Speed. Scale-up testing is best when performed at plant speeds, even if only for brief periods of time. Many effects on product quality and manufacturability are due to line speed. Bigger equipment may not always be the best choice. Sometimes, "smaller and more often" may be the better direction for scale-up.

Product piece weight control, depositing accuracy and variability, and assembly (folding, cutting, shape retention) seldom improve at higher speeds. Speed also negatively impacts product transfers and positioning, maintenance of lanes and alignment, and traying. Conveyor belts may perform differently at manufacturing speeds due to differences in vibration or air flow with plastic vs. metal, belt configurations, etc. Air flow and product velocity significantly affect freezing conditions.

Packaging equipment becomes less tolerant of small variations in size and shape of products as speeds increase. Products will have to be held to more precise dimensions the faster the line runs.

Packaging equipment should provide a means to "catch up" from downtime. Unfortunately, this surge capacity is often cut out of the plan due to capital cost constraints.

Ambient conditions.
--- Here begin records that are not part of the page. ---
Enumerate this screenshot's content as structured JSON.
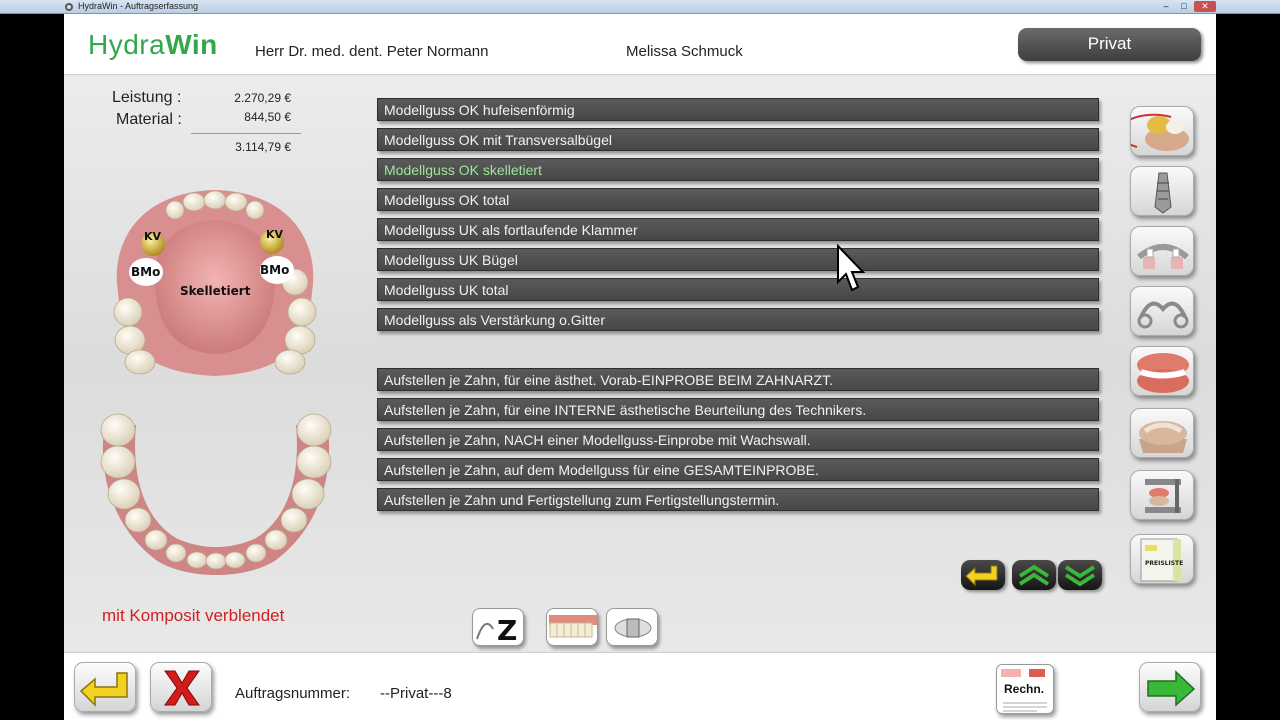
{
  "window": {
    "title": "HydraWin - Auftragserfassung"
  },
  "header": {
    "logo_light": "Hydra",
    "logo_bold": "Win",
    "doctor": "Herr Dr. med. dent. Peter Normann",
    "patient": "Melissa Schmuck",
    "category_button": "Privat"
  },
  "summary": {
    "leistung_label": "Leistung :",
    "leistung_value": "2.270,29 €",
    "material_label": "Material :",
    "material_value": "844,50 €",
    "total_value": "3.114,79 €"
  },
  "diagram": {
    "label_kv_left": "KV",
    "label_kv_right": "KV",
    "label_bmo_left": "BMo",
    "label_bmo_right": "BMo",
    "label_center": "Skelletiert"
  },
  "status_text": "mit Komposit verblendet",
  "modellguss_items": [
    "Modellguss OK hufeisenförmig",
    "Modellguss OK mit Transversalbügel",
    "Modellguss OK skelletiert",
    "Modellguss OK total",
    "Modellguss UK  als fortlaufende Klammer",
    "Modellguss UK Bügel",
    "Modellguss UK total",
    "Modellguss als Verstärkung o.Gitter"
  ],
  "selected_index": 2,
  "aufstellen_items": [
    "Aufstellen je Zahn, für eine ästhet. Vorab-EINPROBE BEIM ZAHNARZT.",
    "Aufstellen je Zahn, für eine INTERNE ästhetische Beurteilung des Technikers.",
    "Aufstellen je Zahn, NACH einer Modellguss-Einprobe mit Wachswall.",
    "Aufstellen je Zahn, auf dem Modellguss für eine GESAMTEINPROBE.",
    "Aufstellen je Zahn und Fertigstellung zum Fertigstellungstermin."
  ],
  "side_icons": [
    "crown-model-icon",
    "implant-abutment-icon",
    "partial-denture-icon",
    "clasp-icon",
    "full-denture-icon",
    "plaster-model-icon",
    "articulator-icon",
    "price-list-icon"
  ],
  "price_list_label": "PREISLISTE",
  "bottom_icons": [
    "attachment-z-icon",
    "tooth-row-icon",
    "connector-icon"
  ],
  "bottom_z_label": "Z",
  "footer": {
    "auftrag_label": "Auftragsnummer:",
    "auftrag_value": "--Privat---8",
    "rechnung_label": "Rechn."
  },
  "colors": {
    "logo_green": "#32a84a",
    "selected_text": "#9fe79a",
    "status_red": "#d21e1e",
    "arrow_yellow": "#f2d21e",
    "arrow_green": "#3ab83a"
  }
}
Ambient conditions and seasonal changes affect the operating parameters of many unit operations. Murphy's Law dictates too often that experimentation will be done in one season and scale-up in the opposite season.

The availability of make-up air to permit combustion systems to function properly affects bake conditions. In warmer months, make-up air may be available, but in colder months, the plant may be closed and special provisions may be necessary to supply make-up air to control bake conditions.
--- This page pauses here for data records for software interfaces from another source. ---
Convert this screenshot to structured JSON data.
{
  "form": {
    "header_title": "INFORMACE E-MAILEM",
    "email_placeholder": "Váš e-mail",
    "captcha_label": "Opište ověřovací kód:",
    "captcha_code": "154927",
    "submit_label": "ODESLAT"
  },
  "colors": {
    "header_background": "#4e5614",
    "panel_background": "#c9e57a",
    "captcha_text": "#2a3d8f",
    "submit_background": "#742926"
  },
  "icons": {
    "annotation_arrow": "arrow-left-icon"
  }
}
Moist ambient conditions also affect cooler/freezer performance. The incursion of moist air from adjacent processes or changed weather conditions will affect efficiency and reduce time between defrost cycles. Condensate on product surfaces will significantly affect handling characteristics.

Ambient conditions affect the flowability of ingredients and may affect batch times due to plugging and hang ups in the system. Condensation may also affect moisture content of the materials, in some cases enough to alter product functionality as well as flowability. Raw materials entering mixers may be of different humidity and temperatures and require adjustments in factors such as ice/water ratios and cryogenics.
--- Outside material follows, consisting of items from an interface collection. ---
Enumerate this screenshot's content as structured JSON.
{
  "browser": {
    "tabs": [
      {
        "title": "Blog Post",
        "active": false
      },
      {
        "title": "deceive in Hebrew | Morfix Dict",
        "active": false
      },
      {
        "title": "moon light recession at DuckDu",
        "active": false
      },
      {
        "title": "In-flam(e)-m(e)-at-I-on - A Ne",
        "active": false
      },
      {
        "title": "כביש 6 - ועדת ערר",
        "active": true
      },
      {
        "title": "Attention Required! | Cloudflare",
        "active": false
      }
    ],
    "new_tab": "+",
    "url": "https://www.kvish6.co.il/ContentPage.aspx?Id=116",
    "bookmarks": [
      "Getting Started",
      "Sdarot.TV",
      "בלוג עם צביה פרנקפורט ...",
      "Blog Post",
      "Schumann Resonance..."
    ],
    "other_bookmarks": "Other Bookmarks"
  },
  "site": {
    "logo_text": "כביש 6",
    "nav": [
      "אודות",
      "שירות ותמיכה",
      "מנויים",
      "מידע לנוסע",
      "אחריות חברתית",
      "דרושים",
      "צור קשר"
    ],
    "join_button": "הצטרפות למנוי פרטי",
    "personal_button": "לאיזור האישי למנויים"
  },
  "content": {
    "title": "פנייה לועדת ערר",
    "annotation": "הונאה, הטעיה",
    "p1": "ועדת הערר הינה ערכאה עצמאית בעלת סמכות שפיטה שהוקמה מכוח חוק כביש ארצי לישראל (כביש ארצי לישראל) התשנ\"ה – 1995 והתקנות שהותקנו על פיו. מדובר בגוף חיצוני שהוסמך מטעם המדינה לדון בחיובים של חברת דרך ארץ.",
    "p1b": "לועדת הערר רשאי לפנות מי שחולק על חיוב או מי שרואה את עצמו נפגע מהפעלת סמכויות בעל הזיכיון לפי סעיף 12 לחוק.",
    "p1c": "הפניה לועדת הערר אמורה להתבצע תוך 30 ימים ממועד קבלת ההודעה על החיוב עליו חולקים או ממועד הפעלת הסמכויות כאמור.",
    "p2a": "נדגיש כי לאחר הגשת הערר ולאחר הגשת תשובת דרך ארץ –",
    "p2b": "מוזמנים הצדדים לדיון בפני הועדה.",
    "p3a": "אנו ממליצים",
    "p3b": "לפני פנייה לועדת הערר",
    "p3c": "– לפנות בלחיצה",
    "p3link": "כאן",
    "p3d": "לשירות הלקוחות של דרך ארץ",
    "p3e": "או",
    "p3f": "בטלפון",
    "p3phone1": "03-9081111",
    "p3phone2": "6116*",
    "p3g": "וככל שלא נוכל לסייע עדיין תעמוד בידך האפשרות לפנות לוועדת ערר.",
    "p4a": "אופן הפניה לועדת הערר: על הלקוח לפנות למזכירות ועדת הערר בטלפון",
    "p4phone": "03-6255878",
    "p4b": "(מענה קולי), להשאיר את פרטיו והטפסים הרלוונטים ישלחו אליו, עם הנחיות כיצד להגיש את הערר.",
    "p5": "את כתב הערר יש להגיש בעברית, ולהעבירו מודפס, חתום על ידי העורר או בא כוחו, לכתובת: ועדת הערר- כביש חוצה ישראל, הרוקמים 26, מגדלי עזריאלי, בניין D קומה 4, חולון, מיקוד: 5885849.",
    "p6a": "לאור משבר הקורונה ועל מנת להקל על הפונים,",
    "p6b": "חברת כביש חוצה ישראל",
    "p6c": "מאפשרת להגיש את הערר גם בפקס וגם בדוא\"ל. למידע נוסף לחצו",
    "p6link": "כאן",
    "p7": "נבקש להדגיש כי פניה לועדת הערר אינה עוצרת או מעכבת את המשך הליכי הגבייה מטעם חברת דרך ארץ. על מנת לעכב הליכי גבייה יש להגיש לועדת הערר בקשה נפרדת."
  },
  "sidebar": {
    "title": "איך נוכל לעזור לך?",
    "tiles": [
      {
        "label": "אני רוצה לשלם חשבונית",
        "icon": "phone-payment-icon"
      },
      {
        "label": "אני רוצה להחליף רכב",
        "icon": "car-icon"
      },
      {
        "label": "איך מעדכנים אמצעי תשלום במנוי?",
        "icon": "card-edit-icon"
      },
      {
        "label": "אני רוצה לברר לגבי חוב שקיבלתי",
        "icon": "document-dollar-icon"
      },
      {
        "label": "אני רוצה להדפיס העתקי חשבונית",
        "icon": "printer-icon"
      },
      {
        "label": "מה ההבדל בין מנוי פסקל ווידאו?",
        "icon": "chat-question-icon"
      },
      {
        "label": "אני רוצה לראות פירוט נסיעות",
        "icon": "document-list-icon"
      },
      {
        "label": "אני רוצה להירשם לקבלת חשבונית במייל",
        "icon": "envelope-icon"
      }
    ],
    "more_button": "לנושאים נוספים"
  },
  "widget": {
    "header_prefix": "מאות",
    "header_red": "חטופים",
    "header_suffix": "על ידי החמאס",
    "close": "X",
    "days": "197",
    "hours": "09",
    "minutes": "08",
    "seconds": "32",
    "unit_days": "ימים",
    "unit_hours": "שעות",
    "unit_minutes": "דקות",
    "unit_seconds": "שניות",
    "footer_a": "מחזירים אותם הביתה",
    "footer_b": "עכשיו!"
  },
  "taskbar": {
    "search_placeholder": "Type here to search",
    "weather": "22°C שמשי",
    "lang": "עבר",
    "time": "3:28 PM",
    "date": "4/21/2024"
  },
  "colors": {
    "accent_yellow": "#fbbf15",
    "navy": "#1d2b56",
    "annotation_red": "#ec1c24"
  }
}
Develop a Realistic Schedule

Experience demonstrates certain scale-up activities always take longer than expected. One good rule of thumb is to allow double the planned time for these activities, as they are particularly vulnerable to delays.

"Black box" equipment prototypes never seem to work on the first try. Even if they work reasonably well, additional iterations usually enhance performance significantly. Since these prototypes are completely new (hence, black box), they can be the most difficult to get right.

Allow extra time for full-speed prototypes for critical unit operations. Candidates for full-speed testing include those operations determined to be critical to product quality in earlier robustness testing, those that affect product appearance, and those that affect alignment if packaging dictates. Product and package integrity may be impacted by speed.

If possible, pretest major new pieces of equipment prior to release from the equipment vendor's facility. This allows time and expertise for rework if required. It seems that the more expensive the equipment, the more likely it will have issues.

Planning, communication and realistic expectations will ease scale-up issues. Bob Porter is senior project manager/ chemical engineer at Food Systems Design Inc. (www.foodsys.com ) in Bloomington, Minn. He has more than 25 years of process engineering experience gained from domestic and international assignments for major food companies. Bob can be reached at 952-884-4048 or brporter@foodsys.com.

Leslie Skarra is the owner of Merlin Development Inc., Plymouth, Minn. The contract food product development company specializes in new products in most application categories and solves tough technical problems while creating great-tasting products. Phone: 612-475-0224; E-mail: lskarra@merlindev.com.